Fit is King. There is such a thing as right and wrong pieces. And even if you swear it looks correct — look at the box! That has to be where it goes! — If it doesn’t fit, it doesn’t fit. Let it go. There is a piece that belongs there, and you’ll find it later.
There is something to be said about letting things be natural. Not forcing them in, and being organic. The best relationships and hobbies are the ones that don’t take a huge effort, they flow on their own.
Puzzle pieces are similar. If you have to force them in, even a little bit, it’s probably just the wrong piece. The right pieces fit in like gloves. Don’t waste your time forcing it and wait for the right piece.
6. You will inevitably have to unravel some of the pieces
Don’t be afraid to do that.
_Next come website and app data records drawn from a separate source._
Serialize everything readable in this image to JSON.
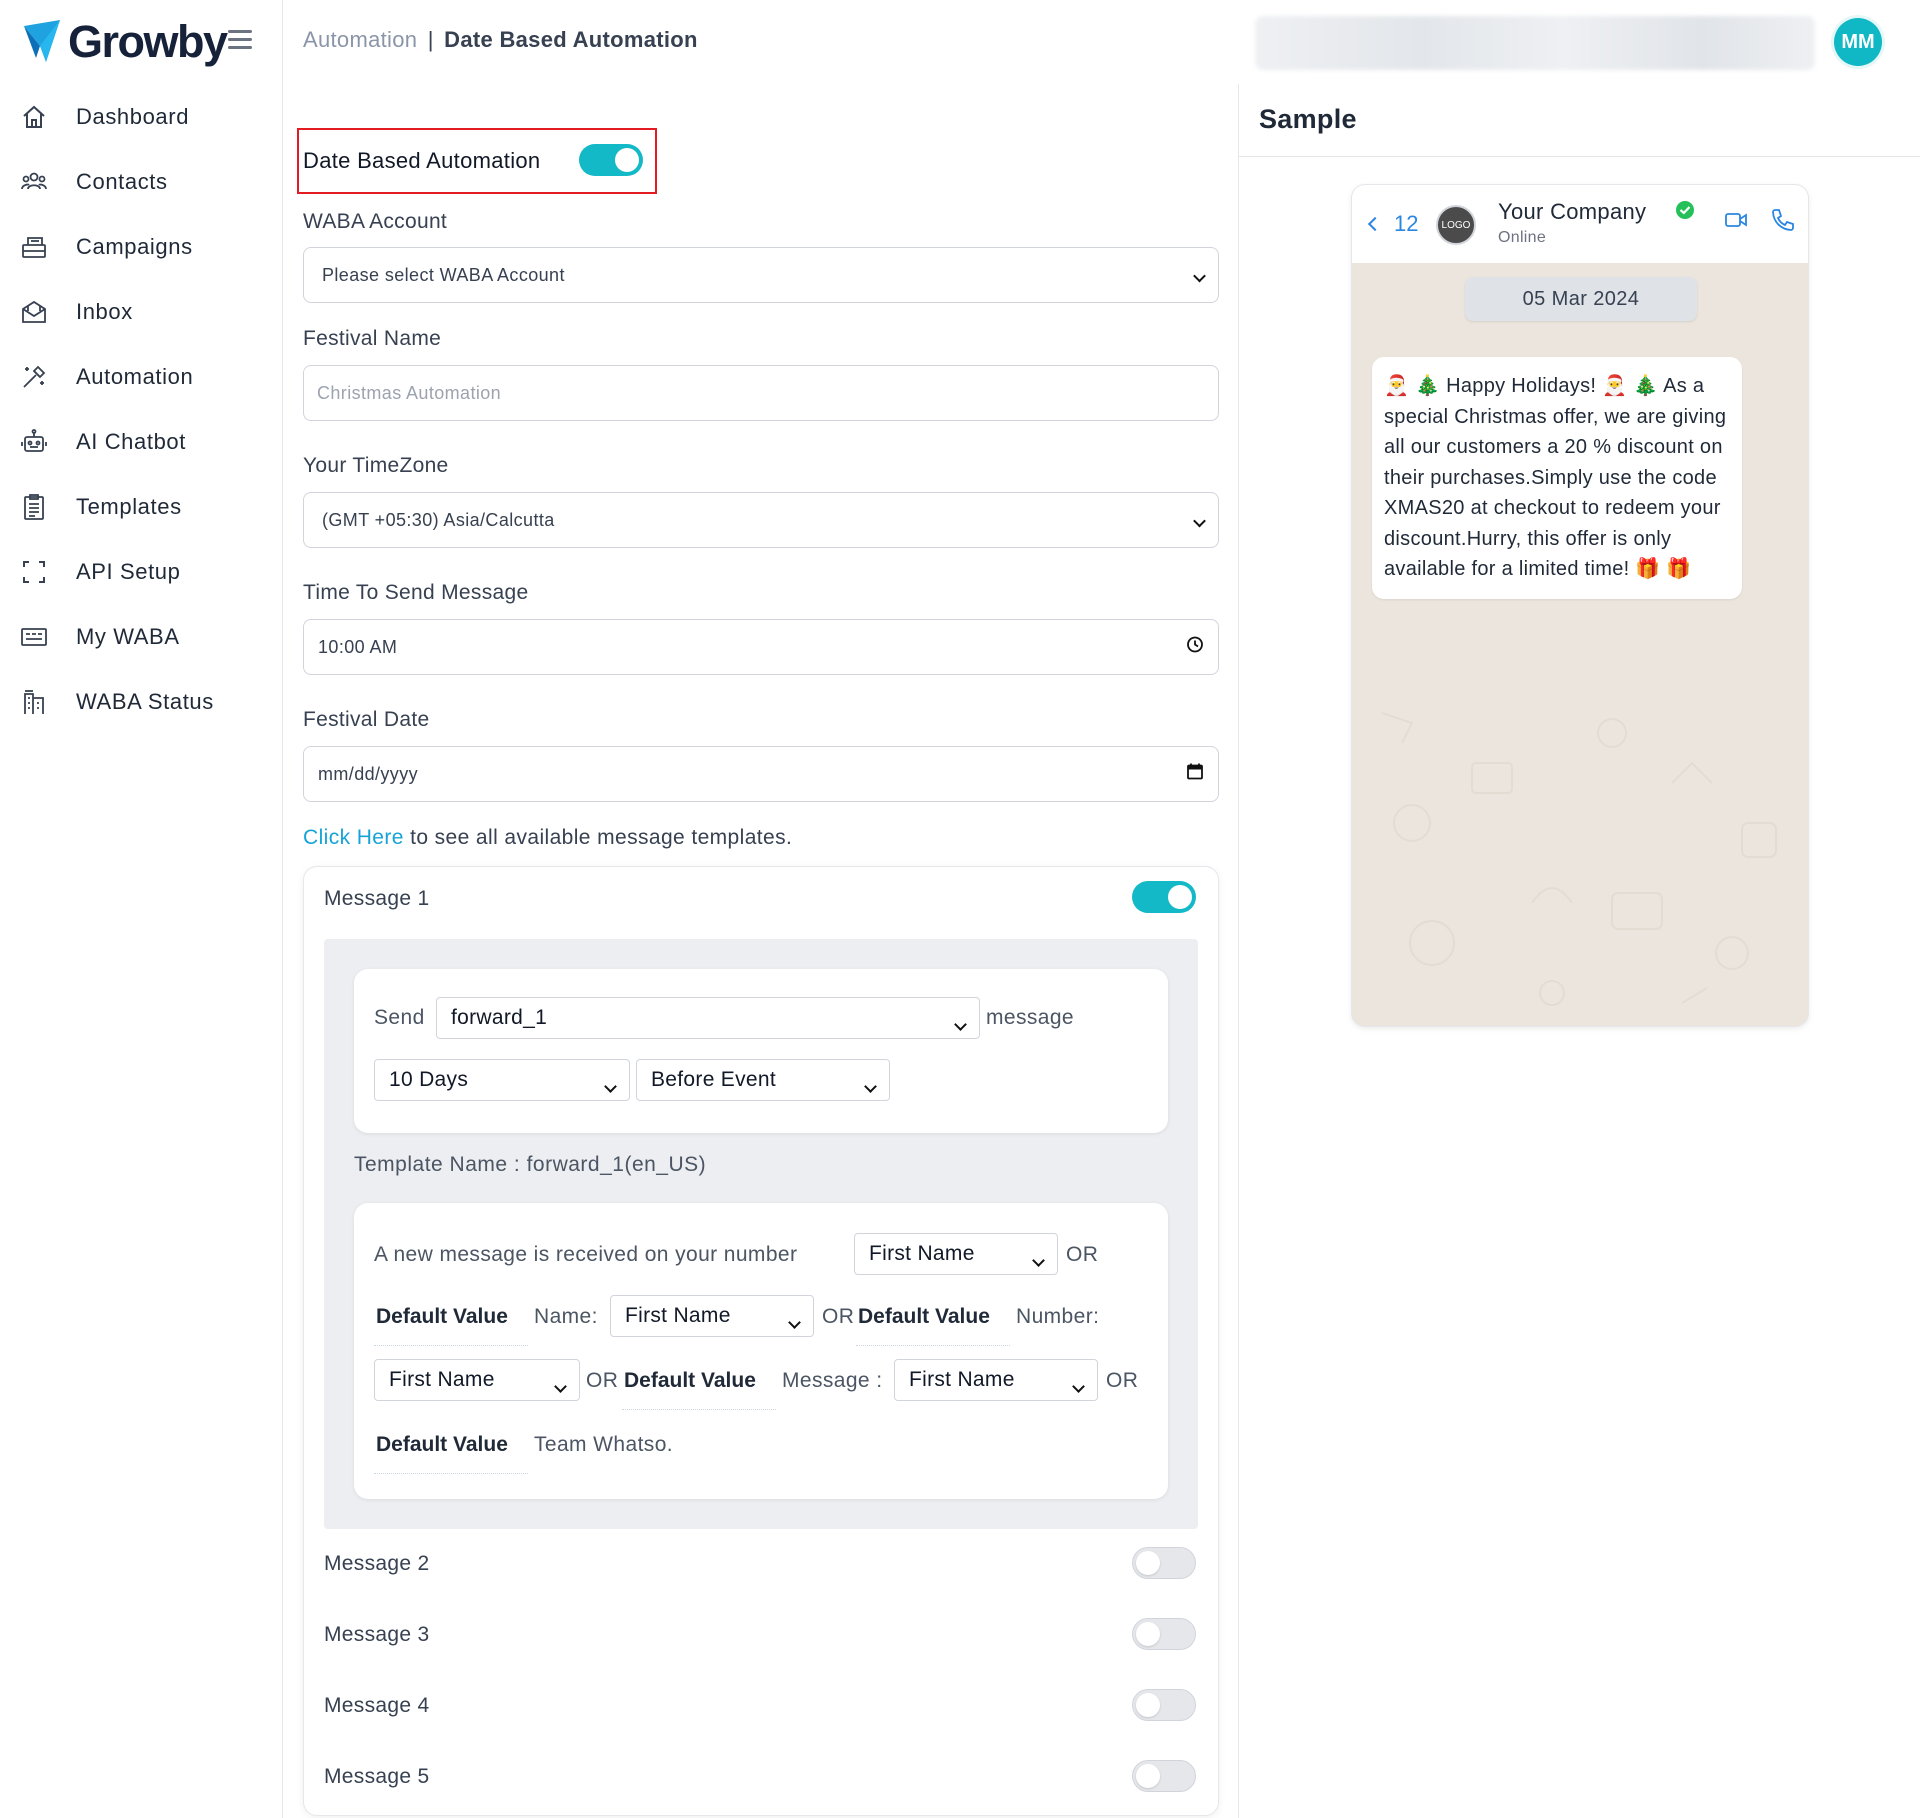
{
  "app": {
    "brand": "Growby",
    "accent_color": "#13b9c6",
    "user_initials": "MM"
  },
  "sidebar": {
    "items": [
      {
        "label": "Dashboard",
        "icon": "home-icon"
      },
      {
        "label": "Contacts",
        "icon": "contacts-icon"
      },
      {
        "label": "Campaigns",
        "icon": "campaigns-icon"
      },
      {
        "label": "Inbox",
        "icon": "inbox-icon"
      },
      {
        "label": "Automation",
        "icon": "automation-icon"
      },
      {
        "label": "AI Chatbot",
        "icon": "robot-icon"
      },
      {
        "label": "Templates",
        "icon": "templates-icon"
      },
      {
        "label": "API Setup",
        "icon": "api-icon"
      },
      {
        "label": "My WABA",
        "icon": "waba-icon"
      },
      {
        "label": "WABA Status",
        "icon": "status-icon"
      }
    ]
  },
  "breadcrumb": {
    "parent": "Automation",
    "separator": "|",
    "current": "Date Based Automation"
  },
  "form": {
    "date_based_label": "Date Based Automation",
    "date_based_enabled": true,
    "waba_label": "WABA Account",
    "waba_value": "Please select WABA Account",
    "festival_name_label": "Festival Name",
    "festival_name_placeholder": "Christmas Automation",
    "timezone_label": "Your TimeZone",
    "timezone_value": "(GMT +05:30) Asia/Calcutta",
    "time_label": "Time To Send Message",
    "time_value": "10:00 AM",
    "festival_date_label": "Festival Date",
    "festival_date_value": "mm/dd/yyyy",
    "click_here": "Click Here",
    "click_rest": " to see all available message templates."
  },
  "messages": {
    "items": [
      {
        "title": "Message 1",
        "enabled": true
      },
      {
        "title": "Message 2",
        "enabled": false
      },
      {
        "title": "Message 3",
        "enabled": false
      },
      {
        "title": "Message 4",
        "enabled": false
      },
      {
        "title": "Message 5",
        "enabled": false
      }
    ],
    "m1": {
      "send_label": "Send",
      "template_select": "forward_1",
      "message_label": "message",
      "days_select": "10 Days",
      "timing_select": "Before Event",
      "template_name": "Template Name : forward_1(en_US)",
      "body_text": "A new message is received on your number",
      "var1_select": "First Name",
      "or_text": "OR",
      "default_value": "Default Value",
      "name_text": "Name:",
      "var2_select": "First Name",
      "number_text": "Number:",
      "var3_select": "First Name",
      "message_text": "Message :",
      "var4_select": "First Name",
      "team_text": "Team Whatso."
    }
  },
  "sample": {
    "title": "Sample",
    "back_count": "12",
    "logo_text": "LOGO",
    "company": "Your Company",
    "status": "Online",
    "date": "05 Mar 2024",
    "message": "🎅 🎄 Happy Holidays! 🎅 🎄 As a special Christmas offer, we are giving all our customers a 20 % discount on their purchases.Simply use the code XMAS20 at checkout to redeem your discount.Hurry, this offer is only available for a limited time! 🎁 🎁"
  }
}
It only leads to more harmonious fits in the future, and frankly you will never finish if you cling dearly to the ones you have wrongly fit.
7. Flip it over
Turn it around and try. Look at it upside-down.
8. The parts you expect to be the hardest are actually easier
When I started out, I steered clear from the pieces that had no visible pattern — the lake waters, the sky. They seemed like they had nothing to go on, and would be more time consuming.
Well, I was wrong. They turned out to be easier. Because when it came down to it, the pattern was actually a distraction. All I needed to do was focus on one thing at a time. In the absence of a pattern, fit was all that mattered. And that focus made things easier and faster
9. The corners are what determine where you fit
Every piece is unique. I don’t know how they do it, but they are. And yet, they all fit together to make a large beautiful image. That’s poetic enough.
10. You can join pieces without knowing where they go in the big picture
If the big picture doesn’t always make sense. You know it’s there, and you have to get to it eventually, but sometimes you can’t see that far.
It’s okay to pick up a bunch of pieces in the corner and fit them to each other. It only helps, and when you get to the main image, it will go faster because you have some blocks done already.
11. Once you get into the groove, it goes faster
The beginning takes the longest. It will take time for the picture to make sense. Everything seems unconnected in the beginning. But once you start seeing the big picture in it, and familiarise yourself with the little moving parts, things go a lot faster and smoother.
Stick with it. It gets more rewarding towards the end, when you can look back and see the road you’ve travelled. Feel proud, you’re allowed it.
12. Build a backbone and things will sprout from there
This is usually the case. But the truth is, you don’t need to know what you’re doing and where you’re going. Start somewhere. No matter how bad you are, the more time you spend on it, the more it ads up to something. It’s inevitable, let it happen.
13. If you’re stuck, the right piece is probably in the wrong place
Unravel ruthlessly. It’s the only way to go forward cleanly.